-- RECORDS SHOWN follows --

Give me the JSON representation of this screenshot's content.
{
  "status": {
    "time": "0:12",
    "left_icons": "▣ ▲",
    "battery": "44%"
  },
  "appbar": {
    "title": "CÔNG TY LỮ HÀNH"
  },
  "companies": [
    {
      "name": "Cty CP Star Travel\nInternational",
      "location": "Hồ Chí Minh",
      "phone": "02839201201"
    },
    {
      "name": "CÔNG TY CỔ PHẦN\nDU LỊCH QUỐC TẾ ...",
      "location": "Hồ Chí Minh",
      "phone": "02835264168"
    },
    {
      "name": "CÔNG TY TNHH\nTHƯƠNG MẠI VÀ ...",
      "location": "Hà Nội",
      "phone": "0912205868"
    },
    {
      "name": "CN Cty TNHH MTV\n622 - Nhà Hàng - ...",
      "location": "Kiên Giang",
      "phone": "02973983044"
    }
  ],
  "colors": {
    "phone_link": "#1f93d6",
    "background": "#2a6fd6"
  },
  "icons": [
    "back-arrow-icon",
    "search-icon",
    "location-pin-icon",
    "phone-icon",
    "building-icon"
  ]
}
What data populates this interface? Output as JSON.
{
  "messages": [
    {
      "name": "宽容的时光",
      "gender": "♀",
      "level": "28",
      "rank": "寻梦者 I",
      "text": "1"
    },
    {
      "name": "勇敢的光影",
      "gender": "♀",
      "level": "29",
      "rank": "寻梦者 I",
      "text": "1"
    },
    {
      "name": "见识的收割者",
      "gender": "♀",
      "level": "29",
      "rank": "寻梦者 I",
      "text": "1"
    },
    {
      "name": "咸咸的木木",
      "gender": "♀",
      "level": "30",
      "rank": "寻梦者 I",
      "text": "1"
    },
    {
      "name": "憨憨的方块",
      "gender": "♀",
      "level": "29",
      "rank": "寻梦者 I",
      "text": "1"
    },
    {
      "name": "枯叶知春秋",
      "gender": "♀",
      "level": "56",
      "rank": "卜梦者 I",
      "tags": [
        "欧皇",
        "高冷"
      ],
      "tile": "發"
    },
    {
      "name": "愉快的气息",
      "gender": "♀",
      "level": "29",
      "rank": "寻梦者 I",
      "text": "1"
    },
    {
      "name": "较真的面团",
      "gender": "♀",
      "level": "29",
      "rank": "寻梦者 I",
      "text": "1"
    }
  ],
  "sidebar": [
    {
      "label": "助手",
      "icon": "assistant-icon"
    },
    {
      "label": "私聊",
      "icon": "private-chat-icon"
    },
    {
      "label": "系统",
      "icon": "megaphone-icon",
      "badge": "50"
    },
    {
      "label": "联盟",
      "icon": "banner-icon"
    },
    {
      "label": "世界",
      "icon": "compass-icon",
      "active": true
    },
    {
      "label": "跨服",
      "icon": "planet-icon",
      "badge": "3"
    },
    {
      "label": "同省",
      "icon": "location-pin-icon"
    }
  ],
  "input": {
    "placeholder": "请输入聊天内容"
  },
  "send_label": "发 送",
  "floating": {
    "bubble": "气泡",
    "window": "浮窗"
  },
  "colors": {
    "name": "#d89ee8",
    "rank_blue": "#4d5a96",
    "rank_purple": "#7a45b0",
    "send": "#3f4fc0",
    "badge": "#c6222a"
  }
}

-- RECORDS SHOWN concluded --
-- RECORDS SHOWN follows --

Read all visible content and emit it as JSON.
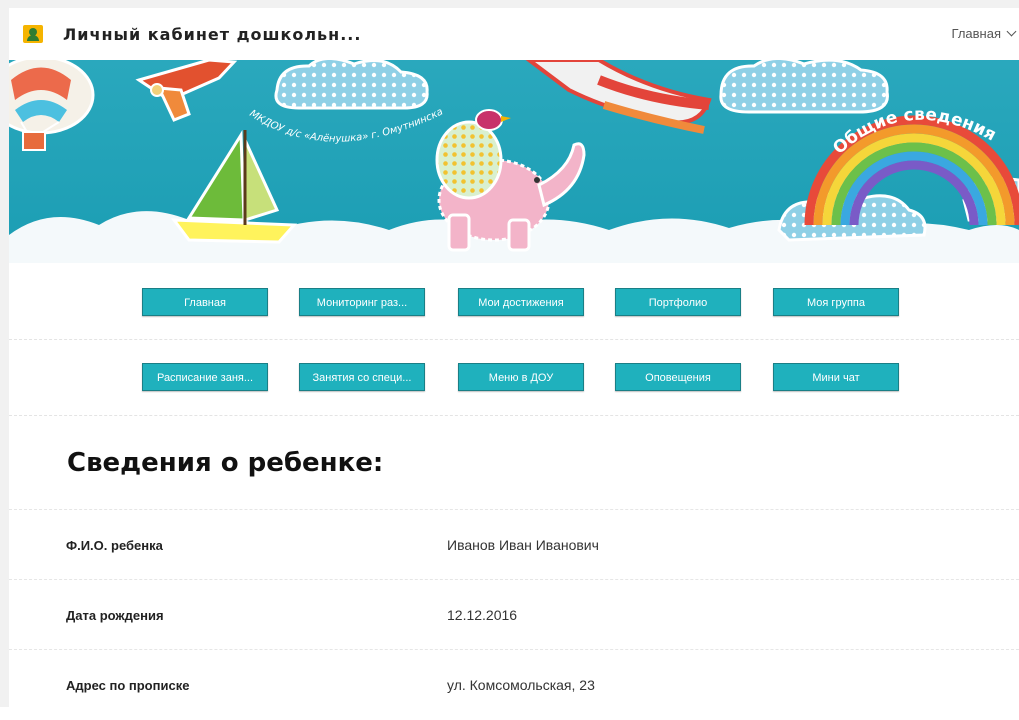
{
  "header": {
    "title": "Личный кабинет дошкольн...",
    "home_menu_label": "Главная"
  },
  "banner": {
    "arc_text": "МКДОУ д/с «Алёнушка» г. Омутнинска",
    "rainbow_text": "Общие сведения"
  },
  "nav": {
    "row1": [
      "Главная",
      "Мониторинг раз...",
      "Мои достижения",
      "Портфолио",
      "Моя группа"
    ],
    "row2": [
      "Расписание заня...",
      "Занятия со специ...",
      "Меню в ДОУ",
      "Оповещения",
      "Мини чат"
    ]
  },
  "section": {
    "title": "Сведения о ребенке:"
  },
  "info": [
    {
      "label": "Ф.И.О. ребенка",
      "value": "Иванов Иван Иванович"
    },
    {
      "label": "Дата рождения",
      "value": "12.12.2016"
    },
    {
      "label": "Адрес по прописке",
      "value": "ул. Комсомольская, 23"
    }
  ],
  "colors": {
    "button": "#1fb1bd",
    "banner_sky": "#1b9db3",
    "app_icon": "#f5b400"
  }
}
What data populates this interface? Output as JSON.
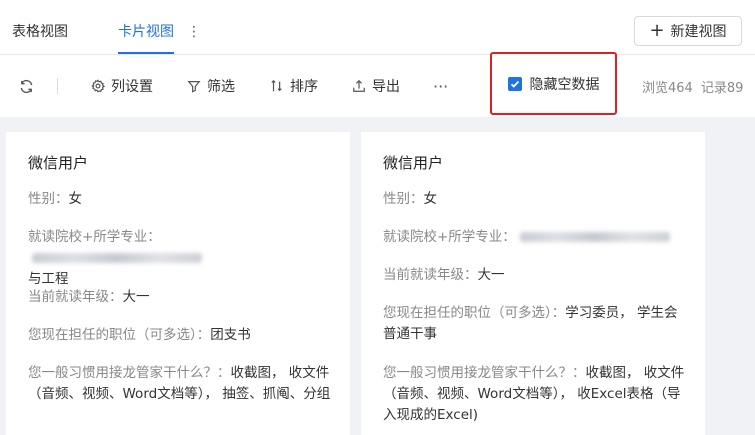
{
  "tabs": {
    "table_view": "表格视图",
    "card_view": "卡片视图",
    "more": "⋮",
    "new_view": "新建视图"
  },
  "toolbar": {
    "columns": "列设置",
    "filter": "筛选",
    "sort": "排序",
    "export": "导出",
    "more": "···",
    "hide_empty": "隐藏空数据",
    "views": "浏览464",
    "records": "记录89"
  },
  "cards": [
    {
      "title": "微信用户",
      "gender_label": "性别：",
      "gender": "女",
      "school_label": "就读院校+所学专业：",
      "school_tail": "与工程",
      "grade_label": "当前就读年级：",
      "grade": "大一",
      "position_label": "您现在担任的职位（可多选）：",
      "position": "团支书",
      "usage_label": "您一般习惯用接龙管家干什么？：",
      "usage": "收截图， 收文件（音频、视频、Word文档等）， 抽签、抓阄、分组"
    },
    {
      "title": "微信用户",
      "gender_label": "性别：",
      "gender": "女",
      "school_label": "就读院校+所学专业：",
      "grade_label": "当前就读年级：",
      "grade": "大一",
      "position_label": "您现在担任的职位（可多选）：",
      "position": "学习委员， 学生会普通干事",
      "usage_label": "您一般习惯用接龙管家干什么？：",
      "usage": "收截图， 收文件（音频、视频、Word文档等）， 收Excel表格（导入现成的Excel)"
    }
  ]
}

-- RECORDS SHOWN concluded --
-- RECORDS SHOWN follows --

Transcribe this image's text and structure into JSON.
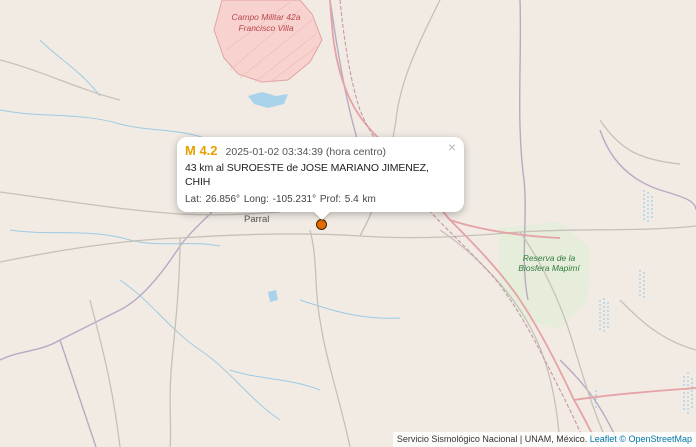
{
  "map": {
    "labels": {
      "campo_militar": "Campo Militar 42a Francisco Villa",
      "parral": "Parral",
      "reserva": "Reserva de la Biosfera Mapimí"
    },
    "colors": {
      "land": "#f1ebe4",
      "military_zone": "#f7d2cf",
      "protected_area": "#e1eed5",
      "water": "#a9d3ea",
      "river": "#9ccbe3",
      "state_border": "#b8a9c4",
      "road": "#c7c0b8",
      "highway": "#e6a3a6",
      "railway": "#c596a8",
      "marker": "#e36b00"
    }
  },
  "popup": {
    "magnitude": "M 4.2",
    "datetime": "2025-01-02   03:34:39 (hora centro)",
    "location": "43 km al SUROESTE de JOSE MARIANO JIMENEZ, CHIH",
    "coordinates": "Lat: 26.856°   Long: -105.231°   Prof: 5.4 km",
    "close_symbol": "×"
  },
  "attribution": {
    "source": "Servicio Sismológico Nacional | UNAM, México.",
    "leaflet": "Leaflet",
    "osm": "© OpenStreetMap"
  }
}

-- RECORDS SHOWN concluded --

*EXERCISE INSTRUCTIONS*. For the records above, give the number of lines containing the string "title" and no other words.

*SOLUTION*. 5